BA Books & Authors on the Web – January 31, 2014

Cover ArtAt Reading Acts, Phil Long reviewed Michael Bird’s Are You the One Who Is To Come? and Bruce Fisk’s A Hitchhiker’s Guide to Jesus.

“Fisk succeeds in presenting some of the more difficult problems for modern people studying the Historical Jesus in an entertaining and compelling fashion. The book would make an excellent textbook for a Gospels class at the undergraduate level and a good introduction for a layperson wanting to get an understanding of some of the more difficult issues discussed by Historical Jesus scholars.”

Joel Willitts reflected on The Suffering and Victorious Christ, by Richard Mouw and Doug Sweeney.

Craig Blomberg reviewed Raymond Collins’ Second Corinthians Paideia commentary, for the Denver Seminary Journal.

The 5th Edition of Tremper Longman’s Old Testament Commentary Survey was reviewed by Rick Wadholm.

At ThinkApologetics, Eric Chabot reviewed Introducing Apologetics, by James Taylor.

At Blogizomai, Kyle McDanell  reviewed Seven Events That Shaped the New Testament World, by Warren Carter.

David Naugle, at One Theology, reviewed Jonathan R. Wilson’s God’s Good World.

Anthony Le Donne recommended Jesus Among Friends and Enemies, edited by Larry Hurtado and Chris Keith.

At Transpositions, Jim Watkins discussed Bruce Ellis Benson’s Liturgy as a Way of Life, and its application to copyright law.

Giveaway: PAIDEIA Commentary Set

Baker Academic has just released the latest volume in the PAIDEIA Commentary on the New Testament series – Second Corinthians by Raymond Collins.

To celebrate, we are giving away a complete set of all eleven volumes published so far in the series. To enter, fill out the form below (don’t miss extra chances to win via Facebook and Twitter!).

About the Book:

In this addition to the well-received Paideia series, respected senior New Testament scholar Raymond Collins examines cultural context and theological meaning in Second Corinthians.

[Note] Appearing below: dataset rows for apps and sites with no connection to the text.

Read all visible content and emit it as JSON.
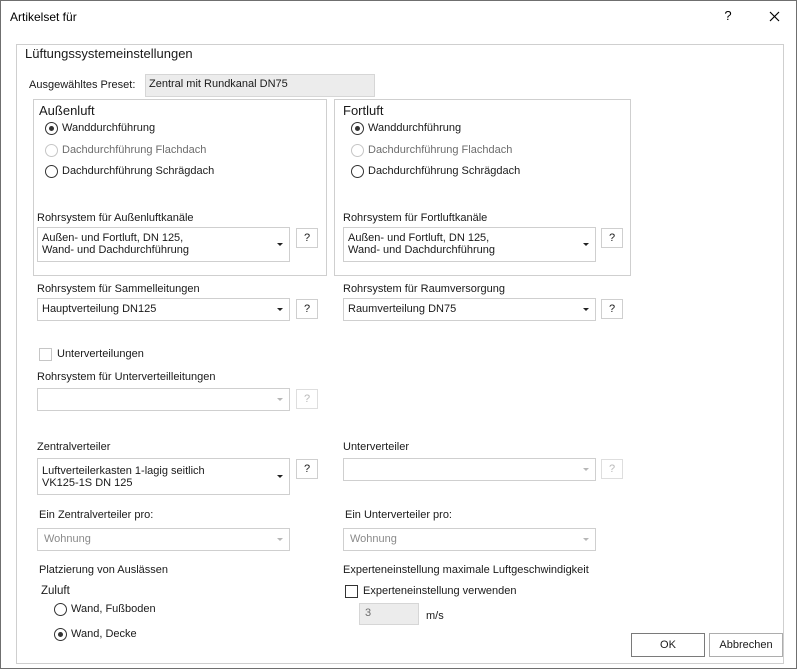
{
  "window": {
    "title": "Artikelset für",
    "help_glyph": "?"
  },
  "group": {
    "title": "Lüftungssystemeinstellungen"
  },
  "preset": {
    "label": "Ausgewähltes Preset:",
    "value": "Zentral mit Rundkanal DN75"
  },
  "aussenluft": {
    "title": "Außenluft",
    "options": [
      {
        "label": "Wanddurchführung",
        "selected": true,
        "enabled": true
      },
      {
        "label": "Dachdurchführung Flachdach",
        "selected": false,
        "enabled": false
      },
      {
        "label": "Dachdurchführung Schrägdach",
        "selected": false,
        "enabled": true
      }
    ],
    "pipe_label": "Rohrsystem für Außenluftkanäle",
    "pipe_value": "Außen- und Fortluft, DN 125,\nWand- und Dachdurchführung"
  },
  "fortluft": {
    "title": "Fortluft",
    "options": [
      {
        "label": "Wanddurchführung",
        "selected": true,
        "enabled": true
      },
      {
        "label": "Dachdurchführung Flachdach",
        "selected": false,
        "enabled": false
      },
      {
        "label": "Dachdurchführung Schrägdach",
        "selected": false,
        "enabled": true
      }
    ],
    "pipe_label": "Rohrsystem für Fortluftkanäle",
    "pipe_value": "Außen- und Fortluft, DN 125,\nWand- und Dachdurchführung"
  },
  "sammel": {
    "label": "Rohrsystem für Sammelleitungen",
    "value": "Hauptverteilung DN125"
  },
  "raum": {
    "label": "Rohrsystem für Raumversorgung",
    "value": "Raumverteilung DN75"
  },
  "unterverteilungen": {
    "checkbox_label": "Unterverteilungen",
    "checked": false,
    "pipe_label": "Rohrsystem für Unterverteilleitungen",
    "pipe_value": ""
  },
  "zentralverteiler": {
    "label": "Zentralverteiler",
    "value": "Luftverteilerkasten 1-lagig seitlich\nVK125-1S DN 125"
  },
  "unterverteiler": {
    "label": "Unterverteiler",
    "value": ""
  },
  "zentral_pro": {
    "label": "Ein Zentralverteiler pro:",
    "value": "Wohnung"
  },
  "unter_pro": {
    "label": "Ein Unterverteiler pro:",
    "value": "Wohnung"
  },
  "auslaesse": {
    "label": "Platzierung von Auslässen",
    "zuluft_label": "Zuluft",
    "options": [
      {
        "label": "Wand, Fußboden",
        "selected": false
      },
      {
        "label": "Wand, Decke",
        "selected": true
      }
    ]
  },
  "experte": {
    "label": "Experteneinstellung maximale Luftgeschwindigkeit",
    "checkbox_label": "Experteneinstellung verwenden",
    "checked": false,
    "value": "3",
    "unit": "m/s"
  },
  "buttons": {
    "help": "?",
    "ok": "OK",
    "cancel": "Abbrechen"
  }
}
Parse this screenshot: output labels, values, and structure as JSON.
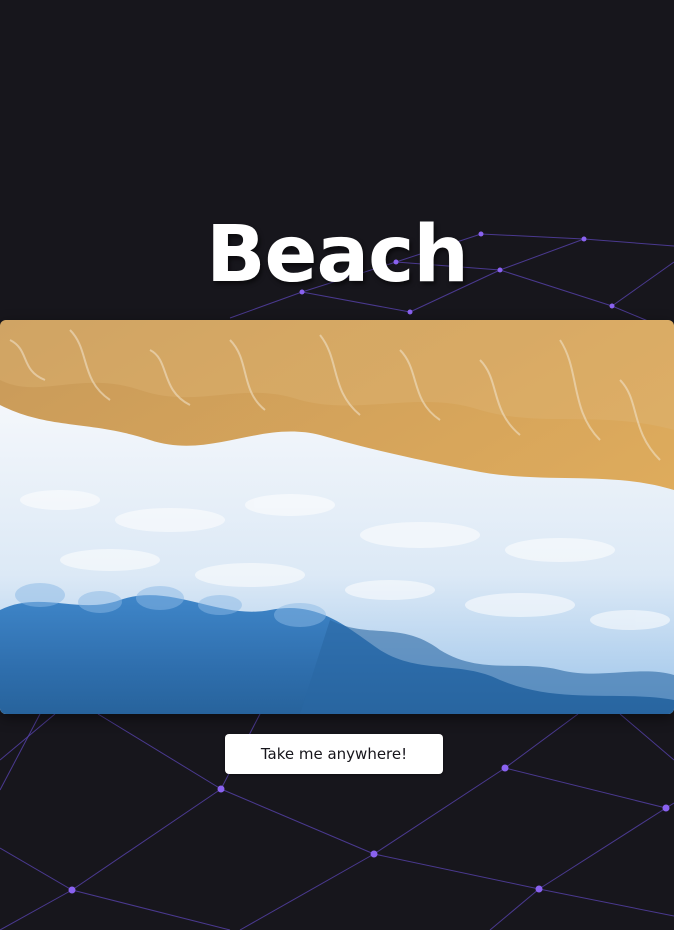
{
  "page": {
    "title": "Beach",
    "background_color": "#17161c",
    "accent_color": "#8a62f0"
  },
  "hero": {
    "image_subject": "aerial view of ocean waves meeting sandy beach",
    "colors": {
      "sand": "#d9a65a",
      "foam": "#eef3fa",
      "water": "#2f6fae"
    }
  },
  "cta": {
    "label": "Take me anywhere!"
  }
}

“Collins’s impressive scholarly achievements and vast teaching experience are evident in his commentary on 2 Corinthians. He deftly leads his readers through Paul’s most challenging text. In addition to highlighting Paul’s rhetorical strategies, Collins offers a lucid exposition of the apostle’s defense of his ministry and his determination to help the Corinthians to embrace God’s mysterious way of exhibiting power through weakness. I will strongly recommend that my students read this commentary, which continues the level of excellence set by its predecessors in the Paideia series.”
Thomas D. Stegman, SJ

(if you don’t see the giveaway form below, click here)